** Entries supplied follows **

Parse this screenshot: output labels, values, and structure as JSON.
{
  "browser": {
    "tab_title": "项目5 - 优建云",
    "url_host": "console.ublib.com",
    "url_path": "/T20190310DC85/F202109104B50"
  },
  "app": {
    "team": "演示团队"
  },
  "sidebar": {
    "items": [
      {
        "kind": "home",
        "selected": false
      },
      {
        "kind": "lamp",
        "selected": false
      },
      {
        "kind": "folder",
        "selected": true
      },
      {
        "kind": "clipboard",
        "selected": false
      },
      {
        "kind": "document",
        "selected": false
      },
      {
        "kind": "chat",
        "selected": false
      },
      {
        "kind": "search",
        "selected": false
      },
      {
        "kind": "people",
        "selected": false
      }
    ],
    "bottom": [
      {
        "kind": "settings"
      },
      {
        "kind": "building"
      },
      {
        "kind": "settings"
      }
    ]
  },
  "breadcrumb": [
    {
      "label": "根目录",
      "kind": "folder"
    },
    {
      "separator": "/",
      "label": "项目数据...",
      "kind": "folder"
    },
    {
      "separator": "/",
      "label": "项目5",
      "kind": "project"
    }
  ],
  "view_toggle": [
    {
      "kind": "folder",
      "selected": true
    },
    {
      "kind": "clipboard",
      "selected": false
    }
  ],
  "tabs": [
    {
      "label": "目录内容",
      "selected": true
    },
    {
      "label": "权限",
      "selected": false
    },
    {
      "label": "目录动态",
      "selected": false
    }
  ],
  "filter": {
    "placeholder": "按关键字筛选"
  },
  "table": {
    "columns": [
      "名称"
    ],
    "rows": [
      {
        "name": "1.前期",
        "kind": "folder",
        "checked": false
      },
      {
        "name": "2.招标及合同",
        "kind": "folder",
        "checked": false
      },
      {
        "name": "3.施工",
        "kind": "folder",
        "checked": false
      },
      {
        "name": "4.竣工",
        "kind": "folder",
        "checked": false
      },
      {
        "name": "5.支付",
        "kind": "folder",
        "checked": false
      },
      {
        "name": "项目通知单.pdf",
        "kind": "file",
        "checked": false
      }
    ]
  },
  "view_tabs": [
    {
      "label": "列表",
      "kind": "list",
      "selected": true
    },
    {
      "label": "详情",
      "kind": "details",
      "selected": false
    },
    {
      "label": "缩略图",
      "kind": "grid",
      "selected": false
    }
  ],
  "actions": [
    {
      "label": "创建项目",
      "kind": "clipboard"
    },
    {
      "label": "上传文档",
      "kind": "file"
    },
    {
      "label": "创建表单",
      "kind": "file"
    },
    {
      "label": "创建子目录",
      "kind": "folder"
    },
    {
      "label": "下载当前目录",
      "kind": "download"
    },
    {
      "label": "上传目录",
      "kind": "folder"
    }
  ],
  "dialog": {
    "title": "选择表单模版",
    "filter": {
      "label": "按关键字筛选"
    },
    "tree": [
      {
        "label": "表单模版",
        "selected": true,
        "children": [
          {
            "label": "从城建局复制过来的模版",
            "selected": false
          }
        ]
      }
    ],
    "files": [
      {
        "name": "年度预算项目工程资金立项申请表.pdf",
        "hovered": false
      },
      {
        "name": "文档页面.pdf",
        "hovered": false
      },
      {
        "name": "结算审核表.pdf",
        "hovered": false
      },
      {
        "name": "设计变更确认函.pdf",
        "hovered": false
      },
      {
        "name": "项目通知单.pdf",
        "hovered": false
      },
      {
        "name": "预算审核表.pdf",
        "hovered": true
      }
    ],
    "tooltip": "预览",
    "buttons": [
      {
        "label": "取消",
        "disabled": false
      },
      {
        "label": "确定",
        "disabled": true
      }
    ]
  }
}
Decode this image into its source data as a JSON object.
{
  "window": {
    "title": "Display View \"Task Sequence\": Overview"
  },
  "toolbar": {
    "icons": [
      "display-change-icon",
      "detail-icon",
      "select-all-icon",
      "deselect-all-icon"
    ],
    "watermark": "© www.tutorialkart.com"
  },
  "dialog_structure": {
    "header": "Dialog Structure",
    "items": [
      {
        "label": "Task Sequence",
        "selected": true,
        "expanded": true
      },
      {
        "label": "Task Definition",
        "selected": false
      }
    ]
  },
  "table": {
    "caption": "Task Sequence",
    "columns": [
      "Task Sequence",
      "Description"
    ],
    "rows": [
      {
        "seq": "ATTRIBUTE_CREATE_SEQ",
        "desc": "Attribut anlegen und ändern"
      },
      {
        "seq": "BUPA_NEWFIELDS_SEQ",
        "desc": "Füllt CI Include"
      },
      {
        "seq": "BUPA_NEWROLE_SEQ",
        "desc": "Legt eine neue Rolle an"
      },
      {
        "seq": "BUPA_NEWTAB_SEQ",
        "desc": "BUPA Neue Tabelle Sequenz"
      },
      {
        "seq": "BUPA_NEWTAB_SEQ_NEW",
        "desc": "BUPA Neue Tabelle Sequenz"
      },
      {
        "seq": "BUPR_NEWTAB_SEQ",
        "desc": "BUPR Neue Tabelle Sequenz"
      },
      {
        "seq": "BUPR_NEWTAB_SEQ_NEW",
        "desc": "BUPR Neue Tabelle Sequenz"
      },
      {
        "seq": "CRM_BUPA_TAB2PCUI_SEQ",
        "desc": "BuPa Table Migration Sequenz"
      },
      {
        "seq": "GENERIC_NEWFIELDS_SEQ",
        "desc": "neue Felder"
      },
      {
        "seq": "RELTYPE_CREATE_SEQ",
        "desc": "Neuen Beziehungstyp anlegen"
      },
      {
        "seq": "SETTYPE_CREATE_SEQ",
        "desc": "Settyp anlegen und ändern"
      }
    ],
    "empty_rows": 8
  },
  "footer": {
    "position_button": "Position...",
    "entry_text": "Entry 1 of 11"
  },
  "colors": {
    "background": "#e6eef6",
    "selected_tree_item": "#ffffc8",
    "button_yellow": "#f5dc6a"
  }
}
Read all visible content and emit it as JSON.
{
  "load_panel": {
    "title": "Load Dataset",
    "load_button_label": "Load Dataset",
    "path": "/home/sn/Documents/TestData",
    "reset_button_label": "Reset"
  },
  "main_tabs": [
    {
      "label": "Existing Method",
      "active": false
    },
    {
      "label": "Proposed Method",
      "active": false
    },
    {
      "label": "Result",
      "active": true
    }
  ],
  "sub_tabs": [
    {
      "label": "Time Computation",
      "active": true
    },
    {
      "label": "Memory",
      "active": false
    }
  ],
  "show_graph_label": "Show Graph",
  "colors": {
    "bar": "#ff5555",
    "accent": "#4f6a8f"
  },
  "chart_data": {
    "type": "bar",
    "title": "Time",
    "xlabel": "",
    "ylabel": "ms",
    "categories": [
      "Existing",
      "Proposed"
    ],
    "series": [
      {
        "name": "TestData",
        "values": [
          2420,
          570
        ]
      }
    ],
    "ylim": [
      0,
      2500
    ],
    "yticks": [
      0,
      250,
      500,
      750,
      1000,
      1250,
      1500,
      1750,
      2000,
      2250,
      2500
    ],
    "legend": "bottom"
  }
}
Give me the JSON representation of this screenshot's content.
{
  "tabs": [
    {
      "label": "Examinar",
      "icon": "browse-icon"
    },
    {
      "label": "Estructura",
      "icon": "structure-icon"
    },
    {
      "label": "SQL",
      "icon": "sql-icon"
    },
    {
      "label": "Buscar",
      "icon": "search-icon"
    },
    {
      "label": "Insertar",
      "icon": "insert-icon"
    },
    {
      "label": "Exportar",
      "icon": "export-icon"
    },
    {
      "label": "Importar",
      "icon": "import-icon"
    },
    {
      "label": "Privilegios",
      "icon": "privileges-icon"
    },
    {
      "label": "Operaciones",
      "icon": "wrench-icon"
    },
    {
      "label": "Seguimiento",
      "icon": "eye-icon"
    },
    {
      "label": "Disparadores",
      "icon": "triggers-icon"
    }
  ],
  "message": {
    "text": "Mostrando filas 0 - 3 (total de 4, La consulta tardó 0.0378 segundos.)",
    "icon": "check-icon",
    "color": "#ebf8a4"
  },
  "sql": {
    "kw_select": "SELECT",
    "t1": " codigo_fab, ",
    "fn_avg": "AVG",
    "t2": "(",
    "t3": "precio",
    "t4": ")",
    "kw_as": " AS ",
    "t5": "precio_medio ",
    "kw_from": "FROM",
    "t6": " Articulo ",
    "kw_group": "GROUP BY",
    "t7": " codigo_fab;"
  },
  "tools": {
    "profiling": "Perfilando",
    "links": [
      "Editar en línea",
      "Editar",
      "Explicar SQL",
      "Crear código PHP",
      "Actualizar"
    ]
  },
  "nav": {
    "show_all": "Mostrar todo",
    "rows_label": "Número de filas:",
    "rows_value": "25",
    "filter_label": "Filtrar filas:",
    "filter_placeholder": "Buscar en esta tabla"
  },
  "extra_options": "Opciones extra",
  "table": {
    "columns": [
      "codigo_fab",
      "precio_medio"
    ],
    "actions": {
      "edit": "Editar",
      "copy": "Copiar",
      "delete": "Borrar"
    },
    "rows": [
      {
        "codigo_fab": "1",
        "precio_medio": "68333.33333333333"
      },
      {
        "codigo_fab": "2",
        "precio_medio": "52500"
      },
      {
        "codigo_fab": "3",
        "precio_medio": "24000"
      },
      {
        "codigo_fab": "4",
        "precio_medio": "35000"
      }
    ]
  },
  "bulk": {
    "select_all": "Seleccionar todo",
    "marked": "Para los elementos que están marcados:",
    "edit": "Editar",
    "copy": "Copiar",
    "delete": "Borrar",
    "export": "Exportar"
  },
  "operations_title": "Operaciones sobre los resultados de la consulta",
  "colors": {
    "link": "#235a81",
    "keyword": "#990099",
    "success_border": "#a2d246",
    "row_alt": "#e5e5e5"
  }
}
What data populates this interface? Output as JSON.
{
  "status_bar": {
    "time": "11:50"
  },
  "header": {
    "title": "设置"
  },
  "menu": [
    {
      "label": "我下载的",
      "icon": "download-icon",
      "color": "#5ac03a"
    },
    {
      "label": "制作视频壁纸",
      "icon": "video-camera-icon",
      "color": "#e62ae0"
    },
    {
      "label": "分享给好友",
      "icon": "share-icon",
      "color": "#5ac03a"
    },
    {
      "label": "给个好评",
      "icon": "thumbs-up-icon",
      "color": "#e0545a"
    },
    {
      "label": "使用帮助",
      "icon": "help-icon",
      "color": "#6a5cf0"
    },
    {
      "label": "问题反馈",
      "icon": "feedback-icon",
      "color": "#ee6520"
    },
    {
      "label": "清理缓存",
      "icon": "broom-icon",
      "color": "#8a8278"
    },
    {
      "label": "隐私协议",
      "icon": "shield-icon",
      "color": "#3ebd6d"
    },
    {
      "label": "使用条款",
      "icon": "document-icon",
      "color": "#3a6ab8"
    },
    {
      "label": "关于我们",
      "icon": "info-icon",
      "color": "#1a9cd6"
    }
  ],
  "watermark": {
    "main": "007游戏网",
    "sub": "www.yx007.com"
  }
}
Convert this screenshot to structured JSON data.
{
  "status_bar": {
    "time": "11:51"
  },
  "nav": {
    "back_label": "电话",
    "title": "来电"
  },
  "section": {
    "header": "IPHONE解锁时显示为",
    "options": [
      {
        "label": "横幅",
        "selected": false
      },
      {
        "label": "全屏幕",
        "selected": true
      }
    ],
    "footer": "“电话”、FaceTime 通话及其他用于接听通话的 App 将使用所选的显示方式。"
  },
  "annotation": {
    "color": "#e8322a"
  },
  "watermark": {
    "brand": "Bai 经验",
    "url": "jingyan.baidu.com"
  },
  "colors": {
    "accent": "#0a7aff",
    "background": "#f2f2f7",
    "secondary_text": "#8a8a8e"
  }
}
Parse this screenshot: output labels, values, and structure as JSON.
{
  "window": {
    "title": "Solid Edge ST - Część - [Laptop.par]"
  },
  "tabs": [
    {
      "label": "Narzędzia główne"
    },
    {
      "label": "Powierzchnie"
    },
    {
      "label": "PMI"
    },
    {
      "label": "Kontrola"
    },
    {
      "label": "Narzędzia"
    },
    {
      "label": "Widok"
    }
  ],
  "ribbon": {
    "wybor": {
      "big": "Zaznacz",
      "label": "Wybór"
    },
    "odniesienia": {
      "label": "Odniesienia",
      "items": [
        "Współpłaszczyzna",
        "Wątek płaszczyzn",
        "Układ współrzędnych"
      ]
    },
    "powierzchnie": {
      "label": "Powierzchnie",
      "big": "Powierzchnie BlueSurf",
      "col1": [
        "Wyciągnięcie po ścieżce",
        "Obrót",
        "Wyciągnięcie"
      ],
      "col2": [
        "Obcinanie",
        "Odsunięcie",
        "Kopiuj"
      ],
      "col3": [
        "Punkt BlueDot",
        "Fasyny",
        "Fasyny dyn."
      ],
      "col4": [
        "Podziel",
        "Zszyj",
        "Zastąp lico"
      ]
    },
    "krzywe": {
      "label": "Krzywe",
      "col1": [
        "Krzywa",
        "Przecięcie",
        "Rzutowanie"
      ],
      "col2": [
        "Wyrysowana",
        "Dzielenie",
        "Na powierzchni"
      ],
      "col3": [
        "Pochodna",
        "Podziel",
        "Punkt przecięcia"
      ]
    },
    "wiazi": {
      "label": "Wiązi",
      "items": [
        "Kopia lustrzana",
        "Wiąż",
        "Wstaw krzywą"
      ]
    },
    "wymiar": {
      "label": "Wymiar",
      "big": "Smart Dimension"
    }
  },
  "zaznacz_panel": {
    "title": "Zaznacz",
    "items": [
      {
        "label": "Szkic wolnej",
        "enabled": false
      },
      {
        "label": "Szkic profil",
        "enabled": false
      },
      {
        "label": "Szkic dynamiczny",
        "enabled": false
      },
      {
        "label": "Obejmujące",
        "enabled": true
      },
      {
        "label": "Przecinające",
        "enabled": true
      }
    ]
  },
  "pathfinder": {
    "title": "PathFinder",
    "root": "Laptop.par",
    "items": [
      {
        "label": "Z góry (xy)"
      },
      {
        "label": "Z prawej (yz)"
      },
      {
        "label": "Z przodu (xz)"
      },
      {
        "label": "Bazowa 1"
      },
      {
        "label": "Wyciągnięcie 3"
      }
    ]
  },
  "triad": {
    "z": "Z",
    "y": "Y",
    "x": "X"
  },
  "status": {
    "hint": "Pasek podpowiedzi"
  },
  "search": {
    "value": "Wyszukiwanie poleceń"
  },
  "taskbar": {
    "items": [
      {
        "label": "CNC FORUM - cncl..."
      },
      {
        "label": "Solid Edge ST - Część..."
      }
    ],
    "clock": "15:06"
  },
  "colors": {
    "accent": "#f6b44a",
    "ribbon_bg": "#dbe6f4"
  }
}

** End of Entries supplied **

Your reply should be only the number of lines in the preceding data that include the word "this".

6